            “Mr. Waid, we are waiting.”
            I feel like a child: “Aww, I don’t wanna plead. I wanna die! I want my mommy! I wanna go home!”
            I feel powerless—a category of a man: “ . . . look down this column on the left until you find your number, and across the row on the top of the graph until things line up, Mr. Waid, and you’ll see that you fall squarely in the middle of this particular kind of person . . .”
            I feel so tender. I might break. Handle with care, I’m a soap bubble or a brittle vial of worthless wind from another time and place . . .
            I must control my emotions. How do I plead? Have I been steadily storing measures of courage against this day? Must I do this for others, for the greater good?
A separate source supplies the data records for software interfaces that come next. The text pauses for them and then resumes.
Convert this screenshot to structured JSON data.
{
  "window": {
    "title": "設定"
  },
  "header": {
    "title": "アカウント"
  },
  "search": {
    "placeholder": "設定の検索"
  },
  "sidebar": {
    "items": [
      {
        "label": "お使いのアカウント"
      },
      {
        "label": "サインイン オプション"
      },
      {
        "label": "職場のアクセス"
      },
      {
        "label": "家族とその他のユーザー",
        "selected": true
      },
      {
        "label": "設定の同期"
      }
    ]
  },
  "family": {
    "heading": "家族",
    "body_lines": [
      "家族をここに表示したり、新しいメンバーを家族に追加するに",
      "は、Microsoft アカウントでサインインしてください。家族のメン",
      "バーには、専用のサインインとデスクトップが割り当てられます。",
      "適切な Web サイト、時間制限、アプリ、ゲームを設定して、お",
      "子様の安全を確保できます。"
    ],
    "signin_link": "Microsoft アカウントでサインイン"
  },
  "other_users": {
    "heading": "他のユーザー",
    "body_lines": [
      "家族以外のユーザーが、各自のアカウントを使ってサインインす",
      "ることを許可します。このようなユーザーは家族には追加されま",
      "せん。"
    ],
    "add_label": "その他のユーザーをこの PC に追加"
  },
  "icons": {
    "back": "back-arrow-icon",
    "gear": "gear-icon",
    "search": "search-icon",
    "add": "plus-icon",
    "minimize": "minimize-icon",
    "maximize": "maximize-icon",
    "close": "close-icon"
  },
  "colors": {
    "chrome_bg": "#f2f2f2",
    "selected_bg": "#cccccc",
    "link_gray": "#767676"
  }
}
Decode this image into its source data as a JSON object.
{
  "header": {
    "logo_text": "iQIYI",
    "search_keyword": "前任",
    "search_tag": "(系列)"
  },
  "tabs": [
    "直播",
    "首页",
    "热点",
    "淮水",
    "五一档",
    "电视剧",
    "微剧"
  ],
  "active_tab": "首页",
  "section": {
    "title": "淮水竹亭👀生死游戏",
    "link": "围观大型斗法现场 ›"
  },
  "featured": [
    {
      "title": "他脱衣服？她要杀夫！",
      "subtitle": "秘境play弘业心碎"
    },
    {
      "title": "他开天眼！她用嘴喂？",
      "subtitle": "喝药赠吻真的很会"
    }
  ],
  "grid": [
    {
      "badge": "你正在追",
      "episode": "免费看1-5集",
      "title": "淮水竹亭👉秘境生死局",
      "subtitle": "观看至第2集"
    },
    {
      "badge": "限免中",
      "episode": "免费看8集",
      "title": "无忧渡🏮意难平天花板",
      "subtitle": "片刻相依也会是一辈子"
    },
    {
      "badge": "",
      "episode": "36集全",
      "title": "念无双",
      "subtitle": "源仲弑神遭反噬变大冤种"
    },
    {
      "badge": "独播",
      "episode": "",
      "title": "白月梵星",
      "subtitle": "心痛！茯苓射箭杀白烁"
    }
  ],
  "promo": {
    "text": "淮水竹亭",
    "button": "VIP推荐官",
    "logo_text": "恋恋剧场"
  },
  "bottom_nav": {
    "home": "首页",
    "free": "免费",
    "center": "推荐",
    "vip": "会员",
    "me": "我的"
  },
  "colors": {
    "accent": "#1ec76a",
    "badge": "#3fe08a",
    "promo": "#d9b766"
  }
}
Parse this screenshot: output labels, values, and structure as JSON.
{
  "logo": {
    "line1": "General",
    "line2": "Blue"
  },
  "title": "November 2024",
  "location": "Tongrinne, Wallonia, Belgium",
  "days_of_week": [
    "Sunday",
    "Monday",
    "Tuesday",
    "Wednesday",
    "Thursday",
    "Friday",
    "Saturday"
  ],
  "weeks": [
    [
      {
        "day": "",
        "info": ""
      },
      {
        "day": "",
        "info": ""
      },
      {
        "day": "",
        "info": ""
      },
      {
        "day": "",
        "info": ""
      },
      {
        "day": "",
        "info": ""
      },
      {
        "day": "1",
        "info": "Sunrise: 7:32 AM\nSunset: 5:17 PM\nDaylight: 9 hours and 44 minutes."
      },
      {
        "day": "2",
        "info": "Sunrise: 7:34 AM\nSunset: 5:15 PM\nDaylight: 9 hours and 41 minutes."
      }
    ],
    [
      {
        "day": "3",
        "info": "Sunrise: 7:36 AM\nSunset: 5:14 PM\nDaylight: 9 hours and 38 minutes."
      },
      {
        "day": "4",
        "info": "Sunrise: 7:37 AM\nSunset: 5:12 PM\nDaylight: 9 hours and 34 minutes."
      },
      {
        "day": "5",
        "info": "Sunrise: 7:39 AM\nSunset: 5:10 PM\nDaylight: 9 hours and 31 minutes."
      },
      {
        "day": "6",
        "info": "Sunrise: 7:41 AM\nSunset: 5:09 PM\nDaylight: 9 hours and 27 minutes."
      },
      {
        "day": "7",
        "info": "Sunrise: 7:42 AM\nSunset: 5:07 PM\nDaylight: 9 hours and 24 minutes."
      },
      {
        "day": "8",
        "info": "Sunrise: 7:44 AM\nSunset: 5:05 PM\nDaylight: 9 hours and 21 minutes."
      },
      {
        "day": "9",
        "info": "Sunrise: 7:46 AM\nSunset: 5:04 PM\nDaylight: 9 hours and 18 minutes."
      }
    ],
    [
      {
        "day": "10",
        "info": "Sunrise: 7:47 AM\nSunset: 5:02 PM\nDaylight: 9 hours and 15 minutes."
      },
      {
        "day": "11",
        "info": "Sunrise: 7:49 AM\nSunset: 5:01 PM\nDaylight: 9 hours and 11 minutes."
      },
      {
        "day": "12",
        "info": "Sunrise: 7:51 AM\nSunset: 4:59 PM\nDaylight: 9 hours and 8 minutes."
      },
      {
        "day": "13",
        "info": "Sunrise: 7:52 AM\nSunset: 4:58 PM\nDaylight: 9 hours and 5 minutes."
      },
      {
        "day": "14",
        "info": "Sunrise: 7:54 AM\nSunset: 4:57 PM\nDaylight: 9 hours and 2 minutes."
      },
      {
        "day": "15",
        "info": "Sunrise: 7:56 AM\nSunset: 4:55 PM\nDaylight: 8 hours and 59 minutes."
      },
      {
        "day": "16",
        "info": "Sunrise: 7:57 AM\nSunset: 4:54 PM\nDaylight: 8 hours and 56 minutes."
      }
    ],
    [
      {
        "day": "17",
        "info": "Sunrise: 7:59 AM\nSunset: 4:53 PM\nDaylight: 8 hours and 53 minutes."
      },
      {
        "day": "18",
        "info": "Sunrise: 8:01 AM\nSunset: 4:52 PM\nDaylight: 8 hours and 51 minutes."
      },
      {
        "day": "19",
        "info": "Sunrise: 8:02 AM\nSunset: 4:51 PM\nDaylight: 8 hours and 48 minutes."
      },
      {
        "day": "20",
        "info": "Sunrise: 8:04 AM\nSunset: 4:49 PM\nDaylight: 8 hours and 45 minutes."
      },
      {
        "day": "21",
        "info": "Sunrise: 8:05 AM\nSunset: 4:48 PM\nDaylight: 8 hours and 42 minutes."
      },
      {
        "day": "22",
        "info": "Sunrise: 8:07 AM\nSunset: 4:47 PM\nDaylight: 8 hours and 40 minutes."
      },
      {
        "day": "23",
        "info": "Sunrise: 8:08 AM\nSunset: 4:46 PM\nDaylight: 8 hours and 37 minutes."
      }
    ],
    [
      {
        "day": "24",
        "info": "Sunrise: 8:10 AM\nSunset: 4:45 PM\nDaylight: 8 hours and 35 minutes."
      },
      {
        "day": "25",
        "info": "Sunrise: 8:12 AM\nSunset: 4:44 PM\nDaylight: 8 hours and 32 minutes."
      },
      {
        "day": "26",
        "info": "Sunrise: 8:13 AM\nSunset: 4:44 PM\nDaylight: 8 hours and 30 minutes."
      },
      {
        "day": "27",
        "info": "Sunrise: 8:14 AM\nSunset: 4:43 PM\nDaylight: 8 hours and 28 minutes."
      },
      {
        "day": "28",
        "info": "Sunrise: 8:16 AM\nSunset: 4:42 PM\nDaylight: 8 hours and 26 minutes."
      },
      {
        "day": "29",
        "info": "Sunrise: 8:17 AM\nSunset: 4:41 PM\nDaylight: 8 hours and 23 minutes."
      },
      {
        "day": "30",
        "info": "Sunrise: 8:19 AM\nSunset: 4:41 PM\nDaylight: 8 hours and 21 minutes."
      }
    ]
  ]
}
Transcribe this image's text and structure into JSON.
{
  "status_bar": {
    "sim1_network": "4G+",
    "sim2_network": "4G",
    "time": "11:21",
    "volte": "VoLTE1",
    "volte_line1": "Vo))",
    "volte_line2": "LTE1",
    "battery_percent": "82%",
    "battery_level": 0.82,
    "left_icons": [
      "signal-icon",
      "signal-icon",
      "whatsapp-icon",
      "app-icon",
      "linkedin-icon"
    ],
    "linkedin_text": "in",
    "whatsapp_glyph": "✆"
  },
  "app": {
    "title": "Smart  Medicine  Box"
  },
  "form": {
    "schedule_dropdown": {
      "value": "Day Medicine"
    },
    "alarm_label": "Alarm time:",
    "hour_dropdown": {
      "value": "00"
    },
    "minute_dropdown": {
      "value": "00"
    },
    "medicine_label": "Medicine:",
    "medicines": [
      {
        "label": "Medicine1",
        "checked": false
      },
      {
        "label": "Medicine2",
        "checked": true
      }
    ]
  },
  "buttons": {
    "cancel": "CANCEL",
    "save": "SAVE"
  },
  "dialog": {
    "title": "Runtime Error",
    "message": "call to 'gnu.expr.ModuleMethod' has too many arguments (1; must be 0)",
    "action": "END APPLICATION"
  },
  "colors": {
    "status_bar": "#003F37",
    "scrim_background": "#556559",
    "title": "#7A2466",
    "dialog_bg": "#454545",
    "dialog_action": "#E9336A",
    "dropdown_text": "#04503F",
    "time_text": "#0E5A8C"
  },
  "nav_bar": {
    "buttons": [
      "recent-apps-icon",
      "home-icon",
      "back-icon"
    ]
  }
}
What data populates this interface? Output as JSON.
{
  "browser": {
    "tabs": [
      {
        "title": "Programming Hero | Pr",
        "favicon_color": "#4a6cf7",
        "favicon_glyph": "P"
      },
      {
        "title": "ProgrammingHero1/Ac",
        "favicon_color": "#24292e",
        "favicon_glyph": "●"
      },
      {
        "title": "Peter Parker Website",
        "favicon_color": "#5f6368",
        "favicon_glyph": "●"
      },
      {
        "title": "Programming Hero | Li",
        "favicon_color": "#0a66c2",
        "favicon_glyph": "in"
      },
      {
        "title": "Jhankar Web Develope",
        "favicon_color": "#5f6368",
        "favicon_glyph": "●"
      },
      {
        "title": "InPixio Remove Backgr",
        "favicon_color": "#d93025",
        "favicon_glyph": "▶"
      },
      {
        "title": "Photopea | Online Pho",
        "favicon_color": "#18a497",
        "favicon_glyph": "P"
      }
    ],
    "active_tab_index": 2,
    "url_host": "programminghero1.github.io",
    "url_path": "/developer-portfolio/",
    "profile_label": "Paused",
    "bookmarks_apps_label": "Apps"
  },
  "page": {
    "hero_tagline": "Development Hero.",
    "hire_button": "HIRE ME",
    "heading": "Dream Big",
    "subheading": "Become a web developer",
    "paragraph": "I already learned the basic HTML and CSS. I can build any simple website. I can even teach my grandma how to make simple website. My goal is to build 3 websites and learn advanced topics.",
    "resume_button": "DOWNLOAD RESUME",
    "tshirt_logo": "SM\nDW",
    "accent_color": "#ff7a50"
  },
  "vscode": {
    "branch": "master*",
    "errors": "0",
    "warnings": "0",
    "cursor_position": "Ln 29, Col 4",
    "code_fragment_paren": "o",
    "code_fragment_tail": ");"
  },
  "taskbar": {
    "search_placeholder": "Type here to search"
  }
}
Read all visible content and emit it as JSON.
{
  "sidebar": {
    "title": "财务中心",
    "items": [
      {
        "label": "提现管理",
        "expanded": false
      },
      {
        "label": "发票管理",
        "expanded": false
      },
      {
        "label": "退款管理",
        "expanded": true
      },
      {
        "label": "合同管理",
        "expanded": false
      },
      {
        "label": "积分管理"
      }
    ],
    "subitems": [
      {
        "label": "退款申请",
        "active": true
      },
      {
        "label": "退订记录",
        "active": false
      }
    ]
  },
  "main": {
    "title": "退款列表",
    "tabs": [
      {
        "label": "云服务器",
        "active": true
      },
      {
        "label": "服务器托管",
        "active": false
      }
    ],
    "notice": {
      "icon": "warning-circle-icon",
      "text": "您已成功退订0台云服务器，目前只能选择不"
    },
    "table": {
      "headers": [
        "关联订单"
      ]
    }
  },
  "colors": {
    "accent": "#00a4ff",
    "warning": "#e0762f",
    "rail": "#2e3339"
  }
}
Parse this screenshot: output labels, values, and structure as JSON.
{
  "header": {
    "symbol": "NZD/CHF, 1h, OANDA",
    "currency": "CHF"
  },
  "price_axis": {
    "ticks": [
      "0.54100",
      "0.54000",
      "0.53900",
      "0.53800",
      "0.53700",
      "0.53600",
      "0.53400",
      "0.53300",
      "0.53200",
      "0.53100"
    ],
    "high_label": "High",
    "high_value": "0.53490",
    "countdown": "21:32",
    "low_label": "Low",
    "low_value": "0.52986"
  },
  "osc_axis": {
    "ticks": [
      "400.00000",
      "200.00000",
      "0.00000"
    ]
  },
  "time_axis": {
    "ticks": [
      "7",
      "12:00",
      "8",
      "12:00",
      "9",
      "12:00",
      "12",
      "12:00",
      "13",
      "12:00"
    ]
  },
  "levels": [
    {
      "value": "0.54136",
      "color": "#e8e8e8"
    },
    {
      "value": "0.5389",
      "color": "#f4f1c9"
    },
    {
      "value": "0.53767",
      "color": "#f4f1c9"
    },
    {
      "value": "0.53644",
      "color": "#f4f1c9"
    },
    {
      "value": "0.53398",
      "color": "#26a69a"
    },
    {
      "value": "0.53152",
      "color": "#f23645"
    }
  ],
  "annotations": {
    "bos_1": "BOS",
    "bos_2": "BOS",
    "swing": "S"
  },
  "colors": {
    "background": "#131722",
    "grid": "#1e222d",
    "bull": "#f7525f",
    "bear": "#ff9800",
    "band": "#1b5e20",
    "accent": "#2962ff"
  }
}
            FUCK IT!
            I’ll plead! I’ll plead in the halls of their palaces or in the spotlight on their stage. I’ll plead with an eighty-piece brass band, with flashing lights, with sirens and confetti; I’ll do it whistling and eating crackers through the lips of my dummy. I’ll signal with my ears and sign with my eyebrows. I’ll do what it takes. I’ll pee my plea into the snow bank of the federal government’s heart. Mine will be a prize-winning plea. I will not bend.
            “A wise choice, Mr. Waid. Maybe we should send out for ice cream.”
            “Let’s get it on, Tiger.”
            “Tiger sentences you to nine years—“
            “NINE YEARS? Nine days would have done it.”
            “NINE YEARS, DOG! For nine years you will shuffle and kowtow. You will carry yourself in round-shouldered respect. You will jingle and jangle in your manacles like a dancing bear and when someone addresses you with the authority of the United States Government behind them, you will answer politely. Any intemperance, any unruliness of thought will be dealt with. Good luck, Mr. Waid. I hope you make it. Bailiff, this court is adjourned.”
            It’s winter in G-dorm and the old building is coping as best it can under the circumstances. The windows, steel-barred, are sweating and through the mesh of dirty wire I can see the main compound—brown now and abandoned looking during lockdown. The dorm is overheated but my hands are cold and I’m homesick. I can close my eyes and taste salt. I feel the motion. I can lie on my bunk amid the clatter and mumble of idle prisoners, and I leave this place and abandon this time:
            Beneath my boat a late morning light penetrates the swell. I see milky columns of light descending and disappearing in the veridic blue of the Gulf Stream. I can look up and out and there in the distance sentinels of clouds like pillowed comforters echo the aquamarine of the bank and tint the sky with early warnings of shallow water ahead. If I squint, concentrating on the border between sea and sky, I can just make out the skin of tiny islands, gray-blue lines on blue-blue sea under aqua skies in the chromatic latitudes of the Caribbean.
            I’m home.

            Home alright, awash in the light of the tropics . . .
            But only if I closed my eyes.